Young adults gain more weight annually than other adult age group. Foods prepared outside home such as fast food have been implicated in increased energy consumption and obesity. The current study explores the associations of body mass index (BMI) and energy consumed from fast foods among young adults in Australia.
A cross-sectional study was conducted among 1001 diverse participants aged 18 to 30 years. Each participant recorded all food and beverages consumed over three days using a purpose-designed smartphone app. Data on weight, height and other sociodemographic variables were collected. The proportion of total energy consumed from food prepared at fast food outlets was calculated. The relationship between BMI and proportion of fast food energy was examined using multivariate linear regression with adjustment for gender, socioeconomic status (SES) and geographic location (metropolitan, regional and rural). SPSS was used for all analyses.

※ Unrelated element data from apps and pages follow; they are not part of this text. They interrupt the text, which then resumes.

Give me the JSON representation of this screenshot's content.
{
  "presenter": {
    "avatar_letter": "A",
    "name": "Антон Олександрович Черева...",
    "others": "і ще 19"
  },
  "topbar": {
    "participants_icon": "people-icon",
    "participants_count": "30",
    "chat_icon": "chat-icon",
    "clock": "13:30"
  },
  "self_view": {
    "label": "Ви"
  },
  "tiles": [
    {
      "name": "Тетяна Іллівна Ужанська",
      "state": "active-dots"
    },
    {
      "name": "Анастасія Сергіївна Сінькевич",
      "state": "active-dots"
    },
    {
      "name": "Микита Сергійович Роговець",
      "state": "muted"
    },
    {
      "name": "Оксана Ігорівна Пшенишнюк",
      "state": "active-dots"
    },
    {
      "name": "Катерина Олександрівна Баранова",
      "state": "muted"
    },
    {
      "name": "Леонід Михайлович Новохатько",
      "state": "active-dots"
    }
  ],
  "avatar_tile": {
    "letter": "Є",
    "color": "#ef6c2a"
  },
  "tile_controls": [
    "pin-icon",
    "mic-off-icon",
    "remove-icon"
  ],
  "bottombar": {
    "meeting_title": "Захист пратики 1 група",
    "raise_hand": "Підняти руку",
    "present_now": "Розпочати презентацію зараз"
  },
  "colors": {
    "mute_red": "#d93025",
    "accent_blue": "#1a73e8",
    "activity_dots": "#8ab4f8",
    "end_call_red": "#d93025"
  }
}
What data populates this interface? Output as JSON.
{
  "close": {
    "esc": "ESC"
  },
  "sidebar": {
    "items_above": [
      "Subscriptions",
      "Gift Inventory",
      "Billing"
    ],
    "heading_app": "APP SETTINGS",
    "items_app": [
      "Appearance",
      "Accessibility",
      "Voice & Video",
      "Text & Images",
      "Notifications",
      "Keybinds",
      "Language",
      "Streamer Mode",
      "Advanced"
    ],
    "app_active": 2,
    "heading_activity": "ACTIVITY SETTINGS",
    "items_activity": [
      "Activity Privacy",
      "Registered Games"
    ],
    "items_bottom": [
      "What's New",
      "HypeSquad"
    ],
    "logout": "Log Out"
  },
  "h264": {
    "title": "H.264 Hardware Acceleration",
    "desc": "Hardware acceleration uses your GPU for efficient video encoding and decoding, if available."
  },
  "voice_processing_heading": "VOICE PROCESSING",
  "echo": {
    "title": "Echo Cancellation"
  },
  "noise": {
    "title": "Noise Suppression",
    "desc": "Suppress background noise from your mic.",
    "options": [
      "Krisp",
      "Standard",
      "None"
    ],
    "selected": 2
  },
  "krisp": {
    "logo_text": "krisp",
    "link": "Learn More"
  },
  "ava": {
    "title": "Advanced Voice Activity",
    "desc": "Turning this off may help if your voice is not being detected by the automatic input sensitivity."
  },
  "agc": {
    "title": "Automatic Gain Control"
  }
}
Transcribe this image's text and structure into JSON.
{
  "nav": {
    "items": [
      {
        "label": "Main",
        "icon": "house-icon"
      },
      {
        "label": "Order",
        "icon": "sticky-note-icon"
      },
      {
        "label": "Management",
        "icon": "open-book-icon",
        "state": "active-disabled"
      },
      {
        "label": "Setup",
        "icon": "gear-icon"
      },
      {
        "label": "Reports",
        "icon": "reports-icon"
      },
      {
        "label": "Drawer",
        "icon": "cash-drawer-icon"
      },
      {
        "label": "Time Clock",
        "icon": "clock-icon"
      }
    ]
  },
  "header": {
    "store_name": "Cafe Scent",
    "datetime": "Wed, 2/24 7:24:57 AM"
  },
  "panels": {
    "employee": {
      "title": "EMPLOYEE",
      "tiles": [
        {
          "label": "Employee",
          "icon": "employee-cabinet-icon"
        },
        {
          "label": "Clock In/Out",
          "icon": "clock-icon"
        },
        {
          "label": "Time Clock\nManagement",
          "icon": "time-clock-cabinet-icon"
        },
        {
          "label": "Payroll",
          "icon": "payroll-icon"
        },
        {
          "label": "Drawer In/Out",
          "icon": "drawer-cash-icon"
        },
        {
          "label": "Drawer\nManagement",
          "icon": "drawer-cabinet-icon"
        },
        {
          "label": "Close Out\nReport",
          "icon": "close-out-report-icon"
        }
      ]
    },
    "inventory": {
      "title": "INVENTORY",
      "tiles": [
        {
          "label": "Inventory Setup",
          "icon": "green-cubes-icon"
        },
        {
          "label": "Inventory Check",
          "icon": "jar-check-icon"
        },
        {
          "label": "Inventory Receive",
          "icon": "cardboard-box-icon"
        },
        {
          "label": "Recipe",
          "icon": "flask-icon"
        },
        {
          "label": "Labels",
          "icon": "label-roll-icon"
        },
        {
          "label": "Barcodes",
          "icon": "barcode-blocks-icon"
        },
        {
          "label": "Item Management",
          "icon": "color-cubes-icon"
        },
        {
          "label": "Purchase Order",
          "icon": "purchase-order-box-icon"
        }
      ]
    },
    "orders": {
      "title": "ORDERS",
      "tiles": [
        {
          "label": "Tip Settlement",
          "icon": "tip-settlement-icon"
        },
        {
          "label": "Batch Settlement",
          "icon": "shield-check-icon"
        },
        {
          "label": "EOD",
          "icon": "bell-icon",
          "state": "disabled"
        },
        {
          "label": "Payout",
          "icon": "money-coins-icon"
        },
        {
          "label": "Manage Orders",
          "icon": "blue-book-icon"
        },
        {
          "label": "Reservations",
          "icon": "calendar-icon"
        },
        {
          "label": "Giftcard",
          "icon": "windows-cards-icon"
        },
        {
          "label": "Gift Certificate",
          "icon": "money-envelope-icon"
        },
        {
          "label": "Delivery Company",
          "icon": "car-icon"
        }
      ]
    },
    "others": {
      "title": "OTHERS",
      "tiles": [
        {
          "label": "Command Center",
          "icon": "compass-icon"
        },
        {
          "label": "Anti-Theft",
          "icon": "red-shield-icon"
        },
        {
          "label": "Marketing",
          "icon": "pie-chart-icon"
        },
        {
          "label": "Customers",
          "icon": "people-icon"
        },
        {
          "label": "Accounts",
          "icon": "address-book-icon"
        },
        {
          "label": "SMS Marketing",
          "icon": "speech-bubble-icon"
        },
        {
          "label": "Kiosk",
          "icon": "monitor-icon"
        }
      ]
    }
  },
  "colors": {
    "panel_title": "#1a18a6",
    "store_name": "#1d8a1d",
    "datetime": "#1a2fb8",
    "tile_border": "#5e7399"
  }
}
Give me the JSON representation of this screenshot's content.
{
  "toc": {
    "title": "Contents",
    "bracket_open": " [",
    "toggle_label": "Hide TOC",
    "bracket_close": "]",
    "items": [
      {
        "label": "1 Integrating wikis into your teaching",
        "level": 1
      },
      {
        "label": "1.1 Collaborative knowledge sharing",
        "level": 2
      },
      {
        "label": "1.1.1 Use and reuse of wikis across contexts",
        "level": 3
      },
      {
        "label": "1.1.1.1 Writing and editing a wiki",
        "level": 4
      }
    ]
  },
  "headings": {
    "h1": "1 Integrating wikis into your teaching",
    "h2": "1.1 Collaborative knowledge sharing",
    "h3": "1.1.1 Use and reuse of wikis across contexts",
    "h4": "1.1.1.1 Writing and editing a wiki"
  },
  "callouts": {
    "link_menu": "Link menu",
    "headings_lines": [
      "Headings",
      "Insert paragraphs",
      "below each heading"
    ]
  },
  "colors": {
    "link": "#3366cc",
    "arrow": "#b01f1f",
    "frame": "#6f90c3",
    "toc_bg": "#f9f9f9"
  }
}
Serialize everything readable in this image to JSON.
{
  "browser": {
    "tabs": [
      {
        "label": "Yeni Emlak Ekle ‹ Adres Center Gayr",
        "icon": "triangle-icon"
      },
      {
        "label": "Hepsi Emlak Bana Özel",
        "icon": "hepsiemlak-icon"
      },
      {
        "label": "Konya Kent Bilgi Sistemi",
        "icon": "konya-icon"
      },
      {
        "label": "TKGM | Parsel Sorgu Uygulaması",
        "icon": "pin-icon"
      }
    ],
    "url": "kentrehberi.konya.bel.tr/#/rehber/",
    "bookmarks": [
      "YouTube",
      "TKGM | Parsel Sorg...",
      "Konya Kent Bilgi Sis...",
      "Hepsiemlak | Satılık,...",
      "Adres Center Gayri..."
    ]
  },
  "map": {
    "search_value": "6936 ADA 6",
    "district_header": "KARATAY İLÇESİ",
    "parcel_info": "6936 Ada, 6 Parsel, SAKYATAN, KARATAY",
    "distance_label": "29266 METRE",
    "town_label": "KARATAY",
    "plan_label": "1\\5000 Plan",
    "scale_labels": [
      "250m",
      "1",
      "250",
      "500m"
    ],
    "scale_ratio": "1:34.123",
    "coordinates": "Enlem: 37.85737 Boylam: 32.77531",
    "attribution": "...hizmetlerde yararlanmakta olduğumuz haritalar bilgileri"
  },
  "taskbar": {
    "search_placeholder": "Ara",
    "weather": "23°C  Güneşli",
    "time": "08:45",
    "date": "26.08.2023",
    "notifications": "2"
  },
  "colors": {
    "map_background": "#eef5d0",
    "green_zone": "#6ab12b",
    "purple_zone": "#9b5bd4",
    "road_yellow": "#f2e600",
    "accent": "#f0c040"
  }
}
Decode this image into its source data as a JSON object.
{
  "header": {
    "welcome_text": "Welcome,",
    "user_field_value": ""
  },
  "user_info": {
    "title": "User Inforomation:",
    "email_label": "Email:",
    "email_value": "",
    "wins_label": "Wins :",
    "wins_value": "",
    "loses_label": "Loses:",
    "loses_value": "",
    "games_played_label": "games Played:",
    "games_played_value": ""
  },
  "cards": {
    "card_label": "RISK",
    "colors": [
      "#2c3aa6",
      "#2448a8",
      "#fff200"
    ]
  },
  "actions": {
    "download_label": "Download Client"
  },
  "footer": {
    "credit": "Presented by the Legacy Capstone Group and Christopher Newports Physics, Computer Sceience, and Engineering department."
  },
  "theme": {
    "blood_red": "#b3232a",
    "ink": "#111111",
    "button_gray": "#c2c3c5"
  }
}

The mean proportion of energy from fast food was 14.7 (SE 0.8) % for males and 9.8 (SE 0.5) % for females. BMI showed a positive association with proportion of energy intake from fast food chains (β= 0.3, SE 0.1 % kJ with each unit increase in BMI; p<0.003). Percentage energy from fast food was also positively associated with being male (β= 4.9, SE 0.1, p<0.001) and of lower SES (β= 3.5, SE 1.0, P<0.001).
BMI is positively associated with fast food consumption in young adults. However, the observed relationship cannot be considered causal and it may be that those with higher BMI favor fast food.